U.S.E.S. Committee Checks in

A year after UCSD commissioned one of its most comprehensive studies of undergraduate life ever, administrators are lauding the analysis’ potential as a reference for campus improvement.

While the Undergraduate Student Experience and Satisfaction report — compiled by a team of faculty, student leaders, administrators and alumni — spurred some minor institutional changes since it was released, administrators said, they are more impressed with its prospective use.

“There have been some achievements we’re proud of,” said Vice Chancellor of Student Affairs Joseph W. Watson, U.S.E.S. committee’s chair. “But we’re looking for this to be a pivot point from which other departments can find how to best satisfy the students.”

Since the report’s release, Geisel Library has extended its hours, catering to “the need for … a commitment to 24/7 learning,” as stated in the report by the U.S.E.S. steering committee, an offshoot of the original U.S.E.S. group that identified more specific ways to improve student life.

The original U.S.E.S. report stressed an overarching campus culture that is “legalistic,” which became a concentration for the steering committee. A workgroup was commissioned to investigate student discontent with residential security officers brought to light by the committee.

Earlier this year the workgroup released its report, which linked the bitterness between RSOs and students to campus policies as well as student perceptions of the officers. The RSO department, the report stated, institutionally possesses duties that conflict with students’ desires. Student leaders, however, found the workgroup’s findings one-sided. In a letter sent to Watson, A.S. President Harry Khanna and others lampooned the workgroup’s recommendations, which included increasing the number of exams on Fridays to reduce unlawful behavior.

“By placing blame squarely on the students in this manner, we are losing confidence that the issues raised in the U.S.E.S. report will ever be addressed,” they stated in the letter. While there have been tangible impacts from the report, Watson said, committee members are realistic about its reach.

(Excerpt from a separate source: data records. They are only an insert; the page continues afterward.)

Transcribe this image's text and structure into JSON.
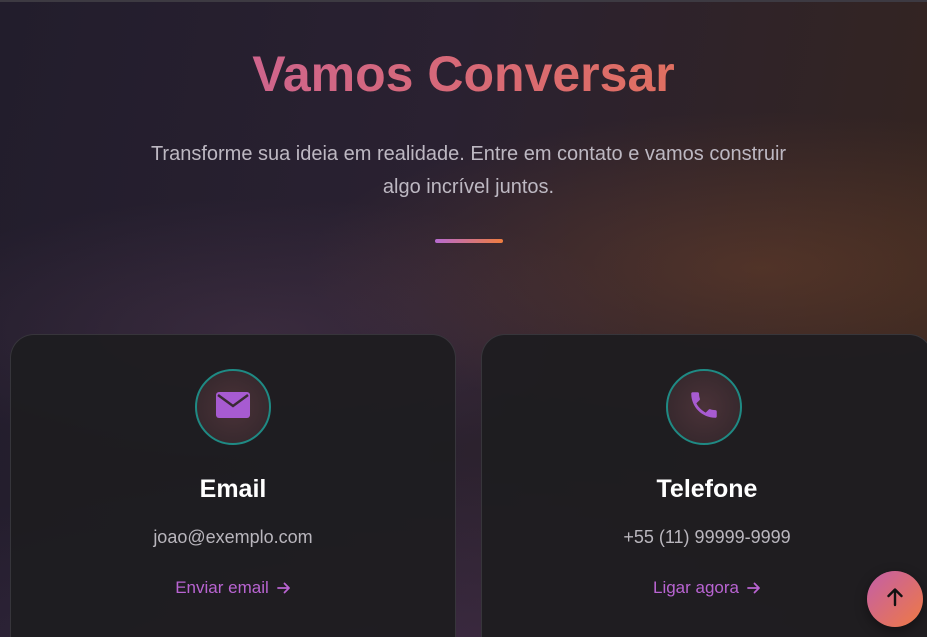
{
  "section": {
    "title": "Vamos Conversar",
    "subtitle": "Transforme sua ideia em realidade. Entre em contato e vamos construir algo incrível juntos."
  },
  "cards": [
    {
      "icon": "envelope-icon",
      "title": "Email",
      "value": "joao@exemplo.com",
      "link_label": "Enviar email"
    },
    {
      "icon": "phone-icon",
      "title": "Telefone",
      "value": "+55 (11) 99999-9999",
      "link_label": "Ligar agora"
    }
  ],
  "scroll_top": {
    "icon": "arrow-up-icon"
  },
  "colors": {
    "accent_purple": "#b964d2",
    "accent_orange": "#ef7a43",
    "icon_ring_teal": "#1f8a84"
  }
}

For example, Watson said while the group recommended a guarantee of four-year on-campus housing, funding deficits at the school and at the UC level make the suggestion unlikely to be adopted.